Italy — April 21, 2020
Pondering the Pantry
During the coronavirus quarantine in Italy, locally-made products offer a window in the world of the past, and invite questions about the future of food.
On the first day of quarantine, seeking some small sense of order and agency, I decided to take stock of what I had in the pantry. The whole process took less than a minute because, as it turned out, the pantry was nearly empty. I (like most people) had not planned to be stuck where I was for the foreseeable future. The only thing I had in abundance was olive oil. Five bottles, in fact.
I never meant to stockpile olive oil. I’ve lived in Italy long enough to know that high quality olive oil is best enjoyed fresh. However, I’ve also lived in Italy long enough to know quite a few olive oil producers.
The smallest container I acquired on a daytrip to Fattoria di Maiano, a family farm nestled in the hills of Fiesole, just outside of Florence. Looking at the squat cylindrical container, I could clearly see the shape of the clouds that day of my trip. They had wandered across the blue sky like a flock of sheep gently suspended over the shimmering, silvery rows of olive trees.
Behind it stood a tall, rectangular bottle labeled simply olio nuovo (new oil) from the 2019 olive harvest at La Selva, a farm just a half hour’s drive away. I remember the night I first tasted this oil, generously poured in a vibrant green stream over pane toscano, Tuscany’s notoriously bland bread.
To the right of this bottle, there was a dark, elegant cardboard box. Inside, delicately wrapped in tissue paper, was a bottle from the same harvest year, produced two hours to the north at the stunning Castello di Ama property in Chianti. I visited toward the end of autumn and saw the new oil flow from the frantoio (the olive press) while a fresh, green fragrance floated through the air.
I picked up a shorter, rounder bottle positioned in front of the box and felt the weight of the many olives that had been pressed for the oil within. In October, I spent a morning harvesting olives by hand at Poggio Lecci, a nearby olive grove.
Someone else might have overlooked the last bottle in my collection at first glance. Its container was recycled, a fact made evident by the remainder of a half-torn label that still reads “balsamic vinegar.” Now, however, it is filled with olive oil produced in Puglia, one of Italy’s southernmost regions. This bottle was a special gift from an elderly woman I befriended while staying last summer as a guest at her bed and breakfast.
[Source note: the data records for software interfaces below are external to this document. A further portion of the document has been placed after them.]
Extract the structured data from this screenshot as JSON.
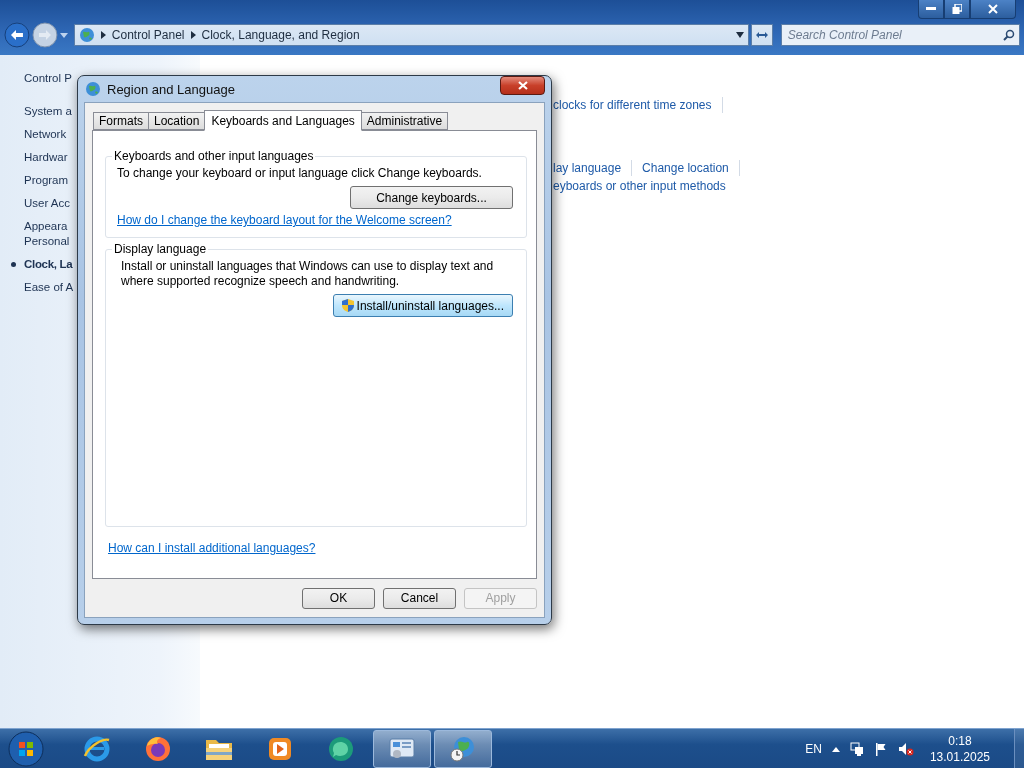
{
  "explorer": {
    "breadcrumb": [
      "Control Panel",
      "Clock, Language, and Region"
    ],
    "search": {
      "placeholder": "Search Control Panel"
    },
    "sidebar": {
      "items": [
        {
          "lines": [
            "Control P"
          ],
          "selected": false
        },
        {
          "lines": [
            "System a"
          ],
          "selected": false
        },
        {
          "lines": [
            "Network"
          ],
          "selected": false
        },
        {
          "lines": [
            "Hardwar"
          ],
          "selected": false
        },
        {
          "lines": [
            "Program"
          ],
          "selected": false
        },
        {
          "lines": [
            "User Acc"
          ],
          "selected": false
        },
        {
          "lines": [
            "Appeara",
            "Personal"
          ],
          "selected": false
        },
        {
          "lines": [
            "Clock, La"
          ],
          "selected": true
        },
        {
          "lines": [
            "Ease of A"
          ],
          "selected": false
        }
      ]
    },
    "link_rows": [
      [
        "clocks for different time zones"
      ],
      [
        "lay language",
        "Change location"
      ],
      [
        "eyboards or other input methods"
      ]
    ]
  },
  "dialog": {
    "title": "Region and Language",
    "tabs": [
      {
        "label": "Formats",
        "selected": false
      },
      {
        "label": "Location",
        "selected": false
      },
      {
        "label": "Keyboards and Languages",
        "selected": true
      },
      {
        "label": "Administrative",
        "selected": false
      }
    ],
    "groups": [
      {
        "title": "Keyboards and other input languages",
        "text": "To change your keyboard or input language click Change keyboards.",
        "button": {
          "label": "Change keyboards...",
          "focused": false,
          "shield": false
        },
        "link": "How do I change the keyboard layout for the Welcome screen?"
      },
      {
        "title": "Display language",
        "text": "Install or uninstall languages that Windows can use to display text and where supported recognize speech and handwriting.",
        "button": {
          "label": "Install/uninstall languages...",
          "focused": true,
          "shield": true
        }
      }
    ],
    "footer_link": "How can I install additional languages?",
    "buttons": [
      {
        "label": "OK",
        "disabled": false
      },
      {
        "label": "Cancel",
        "disabled": false
      },
      {
        "label": "Apply",
        "disabled": true
      }
    ]
  },
  "taskbar": {
    "buttons": [
      {
        "running": false
      },
      {
        "running": false
      },
      {
        "running": false
      },
      {
        "running": false
      },
      {
        "running": false
      },
      {
        "running": true
      },
      {
        "running": true
      }
    ],
    "language": "EN",
    "time": "0:18",
    "date": "13.01.2025"
  }
}
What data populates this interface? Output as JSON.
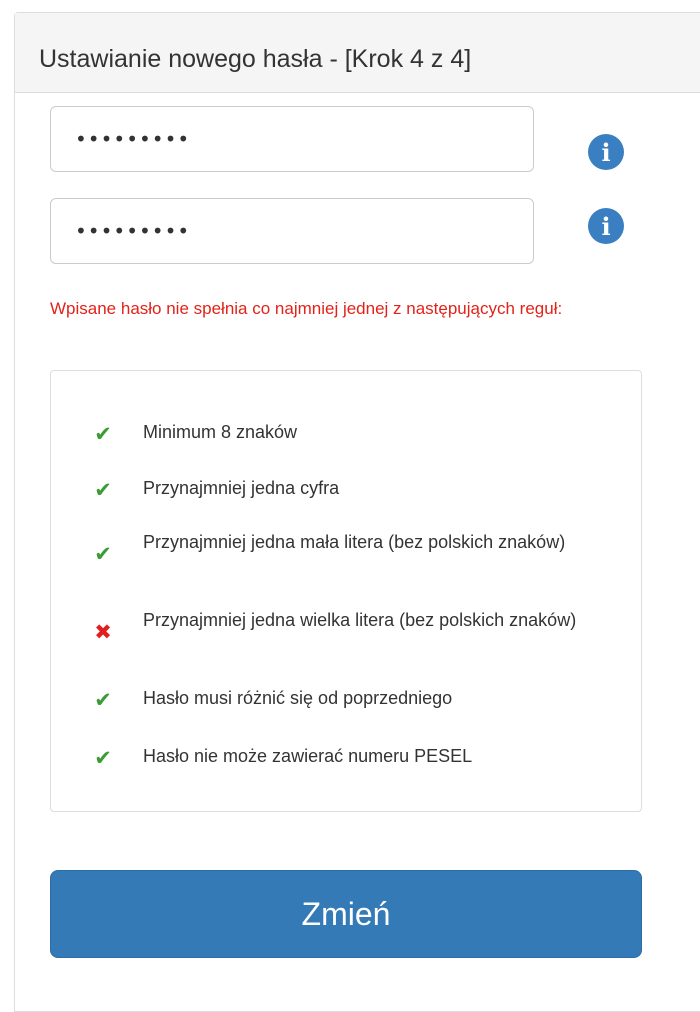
{
  "panel": {
    "title": "Ustawianie nowego hasła - [Krok 4 z 4]"
  },
  "form": {
    "password_masked": "•••••••••",
    "password_confirm_masked": "•••••••••",
    "info_icon_glyph": "i",
    "info_icon_color": "#3a7fc1"
  },
  "error": {
    "message": "Wpisane hasło nie spełnia co najmniej jednej z następujących reguł:",
    "color": "#e2231a"
  },
  "rules": [
    {
      "label": "Minimum 8 znaków",
      "status": "ok",
      "glyph": "✔"
    },
    {
      "label": "Przynajmniej jedna cyfra",
      "status": "ok",
      "glyph": "✔"
    },
    {
      "label": "Przynajmniej jedna mała litera (bez polskich znaków)",
      "status": "ok",
      "glyph": "✔"
    },
    {
      "label": "Przynajmniej jedna wielka litera (bez polskich znaków)",
      "status": "bad",
      "glyph": "✖"
    },
    {
      "label": "Hasło musi różnić się od poprzedniego",
      "status": "ok",
      "glyph": "✔"
    },
    {
      "label": "Hasło nie może zawierać numeru PESEL",
      "status": "ok",
      "glyph": "✔"
    }
  ],
  "submit": {
    "label": "Zmień",
    "color": "#337ab7"
  }
}
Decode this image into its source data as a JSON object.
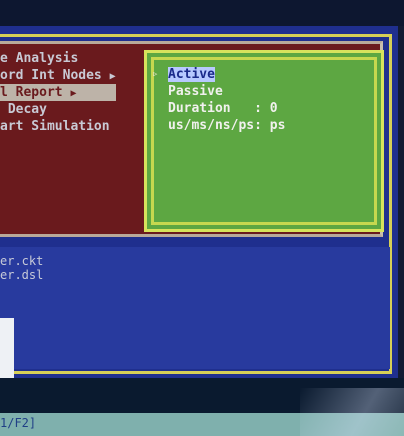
{
  "main_menu": {
    "items": [
      {
        "label": "e Analysis",
        "arrow": false
      },
      {
        "label": "ord Int Nodes",
        "arrow": true
      },
      {
        "label": "l Report",
        "arrow": true,
        "highlighted": true
      },
      {
        "label": " Decay",
        "arrow": false
      },
      {
        "label": "art Simulation",
        "arrow": false
      }
    ]
  },
  "submenu": {
    "pointer": "▹",
    "items": [
      {
        "label": "Active",
        "highlighted": true
      },
      {
        "label": "Passive"
      },
      {
        "label": "Duration   : 0"
      },
      {
        "label": "us/ms/ns/ps: ps"
      }
    ]
  },
  "files": [
    "er.ckt",
    "er.dsl"
  ],
  "status_bar": {
    "text": "1/F2]"
  },
  "colors": {
    "screen_bg": "#121b33",
    "red_pane": "#6a1a1d",
    "green_pane": "#5da742",
    "blue_pane": "#283a9e",
    "yellow_border": "#d6cf56",
    "status_bar": "#7fb0ad"
  }
}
We talked about olives for hours one evening, and she explained that her family’s trees had produced very few olives the year before. When I departed, she rushed to give me this bottle, hastily filled from her precious stock, and to make sure I remembered the recipe for stuffed eggplant she had recited for me the night before.
Each bottle I have is strongly reminiscent of a particular place and people. Looking at them, I cannot help but worry how different things will be by the time the next olive harvest arrives.
A short supply chain, even a bottle of olive oil that passes directly from the producer to the consumer, relies on a larger, infinitely fragile food system. Many are needed to support it. Will small Italian food businesses like the ones that produced these bottles be able to endure the hardships of this global health crisis?
With more time than ever to spend gazing into the depths of my pantry, I will also be spending more time thinking about who produced the food that lines its shelves.
When I opened the pantry that first day, I felt alone and unnerved. But each day since, I see the bottles of olive oil and feel a sense of hope. Soon, the olive trees will begin to bloom.